Nadine Amsler, of the Goethe University Frankfurt, has published Jesuits and Matriarchs: Domestic Worship in Early Modern China with University of Washington Press.
The title is a rare investigation of “the domestic and devotional practices of women” in early modern China, according to the publishing, presenting “a rich body of evidence that demonstrates how Chinese households functioned as sites of evangelization, religious conflict, and indigenization of Christianity.” Jesuit missionaries, dealing more closely with the male elite, had only limited access to women and their ritual spaces. Amsler’s research vividly demonstrates the “networks of religious sociability and ritual communities among women as well as women’s remarkable acts of private piety” in seventeenth-century China.

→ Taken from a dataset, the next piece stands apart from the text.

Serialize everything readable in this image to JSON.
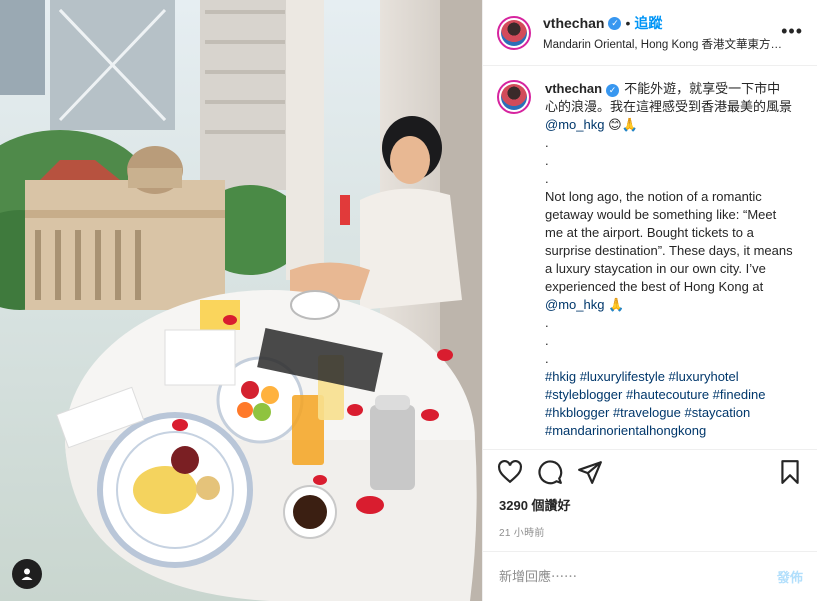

The titles of the chapters appear below. More information about this important publication is available at the website of the University of Washington Press: http://www.washington.edu/uwpress/search/books/AMSJES.html.
Clothes make the man: the Jesuits’ adoption of literati masculinity —
A kingdom of virtuous women: Jesuit descriptions of China’s moral topography —
A source of creative tension: literati Jesuits and priestly duties —
Strengthening the marital bond: the Christianization of Chinese marriage —
Praying for progeny: women and Catholic spiritual remedies —
Domestic communities: women’s congregations and communal piety —
Sharing genteel spirituality: the female networks of the Xus of Shanghai —
A widow and her virgins: the domestic convents of Hangzhou and Nanjing —
Fabrics of devotion: Catholic women’s pious patronage —
Women and gender in global Catholicism.